Those who practice the other Fine Arts all have long traditions as independent artists who are free to produce, promote and sell their own works. Authors, on the other hand, despite their being Artists, have traditionally been shackled to the pursuit of approval from others, in order to publish their works of Art.
The practice of seeking agents and contracts from publishers grants control over artistic output and income that other artists would not tolerate. But it is authors who provide publishers with their means of making a living, by hiring them to be the middlemen between the producer and the consumer (hiring an agent merely adds another middleman), an approach that dates back to when few could afford to own and operate a printing press.
Personally affordable computer technology has nullified that anachronistic hegemony, but even in the age of the Indie Author-Publisher, too many writing Artists are willing to concede to the demands of retailers who insist on selling books as if they were baskets. Authors are expected to allow their works of Art to be used by retailers as “loss leaders,” by offering their work for a pittance or free of charge – and it is authors who are forced to carry the loss.
The revolution in publishing affords writers a golden opportunity to take back our Art from the vested interests in publishing and sales who have misappropriated and mislabeled it as a Craft commodity, for which, if we manufacture it “right,” they will deign to reward us, in their own good time, and at the level of income they deem that we deserve.
Writing is an Art, not a Craft.
The purpose of Art is communication, which is intangible, and the appreciation of which is subjective. The purpose of a Craft is to produce a tangible object, which serves a specific purpose, and can be evaluated objectively on its potential and actual function.
The techniques for making a craft can be learned by anyone with an intact nervous system, the necessary limbs and digits, sufficient dexterity, and the right tools and materials. The craft worker can then set up a stall in the market and be reasonably sure to find buyers for everything the worker has made. There will always be someone out there who needs a new cap, cup or coffin, and who will pay to own it.
The production and selling of art is different. Everyone with an intact nervous system, the necessary organs, a message and the means to communicate it can learn to do so; nevertheless, not every artist who writes, paints, sculpts, acts, sings or plays a musical instrument can be sure that the message in the writing, picture, statue, performance or music will find a receptive patron who will pay for it. An artist may be very effective at communicating “red,” but if the current style is “blue,” or the market is located in a community of persons who have red-green color blindness, no one will pay to own the artist’s work.
At this time, a manual worker who masters a tangible craft will enjoy success. But an artist who masters the intangible art of writing may never enjoy success as a great storyteller, bestselling novelist or award-winning author.
Communication principles govern Art.

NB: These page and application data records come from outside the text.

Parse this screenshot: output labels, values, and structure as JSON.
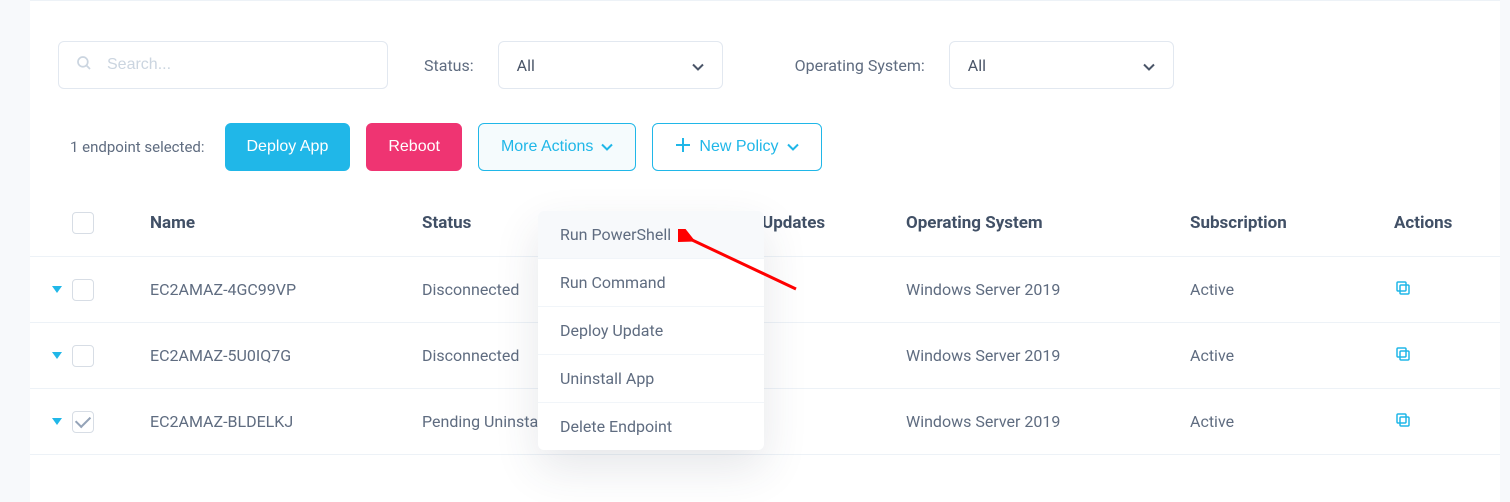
{
  "filters": {
    "search_placeholder": "Search...",
    "status_label": "Status:",
    "status_value": "All",
    "os_label": "Operating System:",
    "os_value": "All"
  },
  "toolbar": {
    "selection_text": "1 endpoint selected:",
    "deploy_app": "Deploy App",
    "reboot": "Reboot",
    "more_actions": "More Actions",
    "new_policy": "New Policy"
  },
  "more_actions_menu": [
    "Run PowerShell",
    "Run Command",
    "Deploy Update",
    "Uninstall App",
    "Delete Endpoint"
  ],
  "columns": {
    "name": "Name",
    "status": "Status",
    "updates": "Updates",
    "os": "Operating System",
    "subscription": "Subscription",
    "actions": "Actions"
  },
  "rows": [
    {
      "name": "EC2AMAZ-4GC99VP",
      "status": "Disconnected",
      "updates": "",
      "os": "Windows Server 2019",
      "subscription": "Active",
      "checked": false
    },
    {
      "name": "EC2AMAZ-5U0IQ7G",
      "status": "Disconnected",
      "updates": "",
      "os": "Windows Server 2019",
      "subscription": "Active",
      "checked": false
    },
    {
      "name": "EC2AMAZ-BLDELKJ",
      "status": "Pending Uninstall",
      "updates": "",
      "os": "Windows Server 2019",
      "subscription": "Active",
      "checked": true
    }
  ]
}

Writing style gurus and publishing gatekeepers insist that our success as authors is all up to our following their craft-based rules. But until we can stop accepting the inappropriate imposition of tangible craft rules on our intangible art, we’re going to be miserable, and we’re not going to make any headway towards achieving success (however each of us may define it).
The principles of effective written communication are relatively few and simple:
Sufficient correct punctuation for signage on the path to meaning.
Understanding of literary conventions.
Love for language and loyalty to its complete lexicon.
Writing by inspiration, rather than controlling the performance of the tale.
I call these The 7 Reasonable Rules of Writing. By internalizing and following these fundamental rules, writers can confidently produce and present to the world books that are worth reading: those which clearly communicate universal truths in the kind of enlightened entertainment that should characterize a work of Art.
As technology frees Indie Authors from bondage, our concomitant task is to communicate that it is we, the artists who create with words (and not the gurus and gatekeepers in publishing and sales), who have the right and responsibility to help the reading world achieve the self-actualization that gives meaning to the work of living.
Writers, their inspiration and motivation suffer, because Art and Craft have been confounded. A craft can be carried in a basket. Art must be carried in the heart.
Writers! Take our Art out of the Craft basket: Communicate!
* Adapted from the motion picture Cool Hand Luke.